• Polycyclic aromatic hydrocarbons;
  • Chinook salmon;
  • Immunocompetence;
  • Vaccination;
  • Growth
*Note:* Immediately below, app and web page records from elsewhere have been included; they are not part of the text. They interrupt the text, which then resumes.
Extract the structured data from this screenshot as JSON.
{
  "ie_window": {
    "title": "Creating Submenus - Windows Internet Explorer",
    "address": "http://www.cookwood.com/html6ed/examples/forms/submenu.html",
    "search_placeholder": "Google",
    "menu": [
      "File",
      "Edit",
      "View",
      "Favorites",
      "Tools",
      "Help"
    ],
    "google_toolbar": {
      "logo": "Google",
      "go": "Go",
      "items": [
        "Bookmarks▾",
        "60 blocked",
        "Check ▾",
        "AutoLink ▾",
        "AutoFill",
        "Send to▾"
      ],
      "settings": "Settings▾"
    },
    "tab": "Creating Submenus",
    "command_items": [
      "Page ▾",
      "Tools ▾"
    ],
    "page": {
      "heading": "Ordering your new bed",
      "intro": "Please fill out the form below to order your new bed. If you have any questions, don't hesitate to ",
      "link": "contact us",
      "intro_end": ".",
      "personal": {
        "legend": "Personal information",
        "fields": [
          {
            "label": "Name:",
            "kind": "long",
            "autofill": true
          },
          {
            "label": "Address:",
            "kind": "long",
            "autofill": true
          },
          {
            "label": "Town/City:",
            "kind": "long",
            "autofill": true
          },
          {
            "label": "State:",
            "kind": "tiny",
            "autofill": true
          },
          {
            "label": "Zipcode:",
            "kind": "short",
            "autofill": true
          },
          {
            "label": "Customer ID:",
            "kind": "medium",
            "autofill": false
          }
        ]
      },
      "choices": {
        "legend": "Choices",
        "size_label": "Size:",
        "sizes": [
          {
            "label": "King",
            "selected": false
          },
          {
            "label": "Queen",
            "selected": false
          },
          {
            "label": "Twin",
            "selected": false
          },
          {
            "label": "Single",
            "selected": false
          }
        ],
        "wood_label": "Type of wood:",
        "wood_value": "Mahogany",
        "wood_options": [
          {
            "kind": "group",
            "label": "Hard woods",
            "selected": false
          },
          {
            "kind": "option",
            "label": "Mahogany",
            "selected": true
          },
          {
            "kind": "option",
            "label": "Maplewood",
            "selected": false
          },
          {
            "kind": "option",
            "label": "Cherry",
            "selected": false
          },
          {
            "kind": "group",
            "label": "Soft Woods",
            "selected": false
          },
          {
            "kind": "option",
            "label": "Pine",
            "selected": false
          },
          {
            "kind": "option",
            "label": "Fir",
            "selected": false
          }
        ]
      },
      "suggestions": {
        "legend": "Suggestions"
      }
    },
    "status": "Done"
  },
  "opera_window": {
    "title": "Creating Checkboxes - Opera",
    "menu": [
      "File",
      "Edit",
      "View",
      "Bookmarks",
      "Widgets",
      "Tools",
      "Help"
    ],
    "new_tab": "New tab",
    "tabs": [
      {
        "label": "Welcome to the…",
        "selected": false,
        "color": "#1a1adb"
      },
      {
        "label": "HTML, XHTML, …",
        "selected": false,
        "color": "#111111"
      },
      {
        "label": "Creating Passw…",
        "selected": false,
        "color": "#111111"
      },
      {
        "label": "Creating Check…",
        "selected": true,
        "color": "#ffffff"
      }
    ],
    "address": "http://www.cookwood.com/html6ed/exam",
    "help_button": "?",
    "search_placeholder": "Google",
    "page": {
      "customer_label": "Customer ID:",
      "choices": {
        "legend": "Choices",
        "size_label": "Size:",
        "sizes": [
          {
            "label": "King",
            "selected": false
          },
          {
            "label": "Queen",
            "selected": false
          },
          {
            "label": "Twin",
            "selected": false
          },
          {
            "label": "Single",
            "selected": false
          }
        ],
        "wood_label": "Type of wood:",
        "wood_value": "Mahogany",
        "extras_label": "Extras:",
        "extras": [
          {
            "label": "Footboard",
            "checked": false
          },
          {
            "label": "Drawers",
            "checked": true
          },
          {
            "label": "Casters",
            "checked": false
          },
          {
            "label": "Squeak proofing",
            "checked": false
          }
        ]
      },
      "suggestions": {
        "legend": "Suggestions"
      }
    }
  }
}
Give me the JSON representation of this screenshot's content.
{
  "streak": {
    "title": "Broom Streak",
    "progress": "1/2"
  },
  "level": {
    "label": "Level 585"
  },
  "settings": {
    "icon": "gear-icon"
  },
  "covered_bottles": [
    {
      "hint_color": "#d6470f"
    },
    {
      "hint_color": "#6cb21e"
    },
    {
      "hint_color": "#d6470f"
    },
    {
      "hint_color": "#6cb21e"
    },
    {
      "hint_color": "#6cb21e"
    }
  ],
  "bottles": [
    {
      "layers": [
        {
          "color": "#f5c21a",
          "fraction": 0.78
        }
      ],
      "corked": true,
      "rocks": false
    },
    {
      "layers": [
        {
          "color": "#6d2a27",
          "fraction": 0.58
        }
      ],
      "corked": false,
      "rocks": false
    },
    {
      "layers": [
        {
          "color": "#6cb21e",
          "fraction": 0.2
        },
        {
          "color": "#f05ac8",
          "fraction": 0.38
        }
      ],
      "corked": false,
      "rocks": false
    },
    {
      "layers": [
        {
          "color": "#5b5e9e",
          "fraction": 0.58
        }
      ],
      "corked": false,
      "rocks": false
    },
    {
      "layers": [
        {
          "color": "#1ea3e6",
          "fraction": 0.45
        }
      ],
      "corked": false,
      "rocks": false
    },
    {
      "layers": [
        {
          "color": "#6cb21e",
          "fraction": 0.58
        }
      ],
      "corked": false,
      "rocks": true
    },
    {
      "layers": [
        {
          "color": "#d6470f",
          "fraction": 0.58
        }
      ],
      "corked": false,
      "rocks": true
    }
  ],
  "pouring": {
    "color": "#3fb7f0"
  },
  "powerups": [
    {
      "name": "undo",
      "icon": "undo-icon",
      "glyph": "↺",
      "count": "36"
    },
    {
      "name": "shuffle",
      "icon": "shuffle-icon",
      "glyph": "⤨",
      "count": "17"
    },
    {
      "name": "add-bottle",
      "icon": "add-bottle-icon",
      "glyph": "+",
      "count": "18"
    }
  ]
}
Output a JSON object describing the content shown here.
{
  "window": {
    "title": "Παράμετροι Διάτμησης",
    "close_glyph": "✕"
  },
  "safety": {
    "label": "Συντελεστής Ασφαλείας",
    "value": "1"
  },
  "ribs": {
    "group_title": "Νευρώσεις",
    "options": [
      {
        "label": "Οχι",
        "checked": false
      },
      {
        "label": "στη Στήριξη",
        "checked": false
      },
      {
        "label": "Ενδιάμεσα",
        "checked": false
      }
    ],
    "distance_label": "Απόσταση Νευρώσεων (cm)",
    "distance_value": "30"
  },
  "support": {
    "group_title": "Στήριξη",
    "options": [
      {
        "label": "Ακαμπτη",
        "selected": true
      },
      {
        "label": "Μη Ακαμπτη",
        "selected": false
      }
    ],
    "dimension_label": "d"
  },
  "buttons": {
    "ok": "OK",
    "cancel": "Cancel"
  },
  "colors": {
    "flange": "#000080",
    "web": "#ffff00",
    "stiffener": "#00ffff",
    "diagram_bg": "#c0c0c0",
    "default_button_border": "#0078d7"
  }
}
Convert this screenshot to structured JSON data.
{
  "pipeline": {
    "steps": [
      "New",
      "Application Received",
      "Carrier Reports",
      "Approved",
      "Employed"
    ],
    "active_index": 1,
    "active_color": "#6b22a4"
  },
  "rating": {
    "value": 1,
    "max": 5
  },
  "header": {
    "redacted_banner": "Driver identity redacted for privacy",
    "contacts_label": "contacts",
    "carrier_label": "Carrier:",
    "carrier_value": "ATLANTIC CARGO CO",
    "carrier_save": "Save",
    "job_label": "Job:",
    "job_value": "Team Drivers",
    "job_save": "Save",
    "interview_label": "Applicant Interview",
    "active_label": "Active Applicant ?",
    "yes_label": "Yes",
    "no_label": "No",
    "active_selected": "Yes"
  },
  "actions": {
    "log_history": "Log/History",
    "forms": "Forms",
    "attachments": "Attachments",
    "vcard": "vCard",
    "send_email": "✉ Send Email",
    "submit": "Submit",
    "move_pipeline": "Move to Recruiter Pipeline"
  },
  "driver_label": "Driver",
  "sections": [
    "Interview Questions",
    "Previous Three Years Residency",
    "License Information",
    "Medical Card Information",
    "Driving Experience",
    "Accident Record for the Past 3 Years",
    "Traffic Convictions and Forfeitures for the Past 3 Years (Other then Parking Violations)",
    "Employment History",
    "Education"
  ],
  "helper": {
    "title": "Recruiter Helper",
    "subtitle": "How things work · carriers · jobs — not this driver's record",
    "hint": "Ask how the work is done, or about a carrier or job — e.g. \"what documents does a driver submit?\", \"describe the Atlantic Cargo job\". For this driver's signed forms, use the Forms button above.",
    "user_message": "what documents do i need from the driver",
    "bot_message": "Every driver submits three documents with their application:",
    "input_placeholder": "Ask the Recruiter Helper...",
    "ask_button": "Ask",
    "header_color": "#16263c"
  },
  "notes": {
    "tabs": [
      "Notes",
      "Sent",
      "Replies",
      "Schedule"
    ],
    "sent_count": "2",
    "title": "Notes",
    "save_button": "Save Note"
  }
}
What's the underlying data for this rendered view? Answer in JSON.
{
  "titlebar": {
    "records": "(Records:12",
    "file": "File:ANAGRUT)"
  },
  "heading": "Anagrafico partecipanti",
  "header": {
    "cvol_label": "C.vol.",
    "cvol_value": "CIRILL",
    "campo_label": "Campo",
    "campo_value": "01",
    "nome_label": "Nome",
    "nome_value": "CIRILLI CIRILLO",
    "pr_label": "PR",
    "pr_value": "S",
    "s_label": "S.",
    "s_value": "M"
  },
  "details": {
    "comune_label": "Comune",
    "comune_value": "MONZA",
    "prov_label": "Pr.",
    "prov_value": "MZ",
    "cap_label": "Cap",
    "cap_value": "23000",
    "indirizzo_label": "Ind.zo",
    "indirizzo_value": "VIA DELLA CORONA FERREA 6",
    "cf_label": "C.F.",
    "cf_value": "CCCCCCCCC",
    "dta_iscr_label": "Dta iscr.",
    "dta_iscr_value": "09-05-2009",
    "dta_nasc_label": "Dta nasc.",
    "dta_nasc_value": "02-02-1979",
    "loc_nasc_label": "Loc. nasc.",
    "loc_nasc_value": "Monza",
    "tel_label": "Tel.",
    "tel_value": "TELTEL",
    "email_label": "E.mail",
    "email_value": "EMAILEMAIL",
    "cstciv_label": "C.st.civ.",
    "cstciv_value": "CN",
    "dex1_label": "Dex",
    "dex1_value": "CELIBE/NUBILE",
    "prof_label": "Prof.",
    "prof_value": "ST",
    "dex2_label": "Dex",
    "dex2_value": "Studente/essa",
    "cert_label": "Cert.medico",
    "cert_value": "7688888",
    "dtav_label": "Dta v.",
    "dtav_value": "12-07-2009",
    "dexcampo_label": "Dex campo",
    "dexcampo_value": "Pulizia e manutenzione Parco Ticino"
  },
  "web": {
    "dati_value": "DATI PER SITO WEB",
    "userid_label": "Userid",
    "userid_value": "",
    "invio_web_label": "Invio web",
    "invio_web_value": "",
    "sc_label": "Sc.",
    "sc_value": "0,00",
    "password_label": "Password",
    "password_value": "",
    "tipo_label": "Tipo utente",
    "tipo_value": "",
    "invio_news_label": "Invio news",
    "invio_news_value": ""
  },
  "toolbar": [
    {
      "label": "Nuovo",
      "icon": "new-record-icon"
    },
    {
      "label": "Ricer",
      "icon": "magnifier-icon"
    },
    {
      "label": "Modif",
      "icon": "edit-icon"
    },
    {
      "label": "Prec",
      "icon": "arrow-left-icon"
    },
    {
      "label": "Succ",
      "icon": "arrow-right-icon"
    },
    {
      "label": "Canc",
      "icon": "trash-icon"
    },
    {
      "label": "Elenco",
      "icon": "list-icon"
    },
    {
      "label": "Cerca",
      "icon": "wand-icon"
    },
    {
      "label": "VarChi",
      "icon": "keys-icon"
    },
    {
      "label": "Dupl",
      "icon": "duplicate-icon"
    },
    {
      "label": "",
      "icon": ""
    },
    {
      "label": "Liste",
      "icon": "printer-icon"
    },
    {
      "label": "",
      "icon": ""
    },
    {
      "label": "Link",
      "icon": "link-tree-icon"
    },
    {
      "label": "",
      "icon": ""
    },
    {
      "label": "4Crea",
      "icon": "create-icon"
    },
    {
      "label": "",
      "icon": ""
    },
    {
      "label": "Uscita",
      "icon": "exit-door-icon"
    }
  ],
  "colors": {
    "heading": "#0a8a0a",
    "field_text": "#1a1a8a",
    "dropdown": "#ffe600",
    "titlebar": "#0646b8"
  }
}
Juvenile chinook salmon (Oncorhynchus tschawytscha) were fed a mixture of 14 polycyclic aromatic hydrocarbon (PAH) compounds that reflected the PAH composition of salmon stomach contents in an urban estuary of Puget Sound, Washington (USA). Following a 28-d dietary exposure, a standardized Listonella anguillarum challenge model was used to determine whether PAH exposure (16, 64, and 252 mg/kg wet wt feed) causes reduced disease resistance under the conditions examined in this study. To assess innate immunity, five replicate groups of fish per dose were acclimated for one week, exposed to a lethal concentration 60 of bacteria, and monitored for 14 d. In a parallel experiment, the effects of PAH exposure on the acquired immune response were examined by immersion vaccinating fish against L. anguillarum and allowing specific immunity to develop for three weeks prior to challenge. All mortalities were aseptically sampled to confirm L. anguillarum infections. No significant differences in fish length, weight, or coefficient of condition were observed. These controlled laboratory experiments suggest that dietary exposures to an environmentally relevant mixture of PAH compounds do not alter the immunocompetence or growth of juvenile chinook salmon.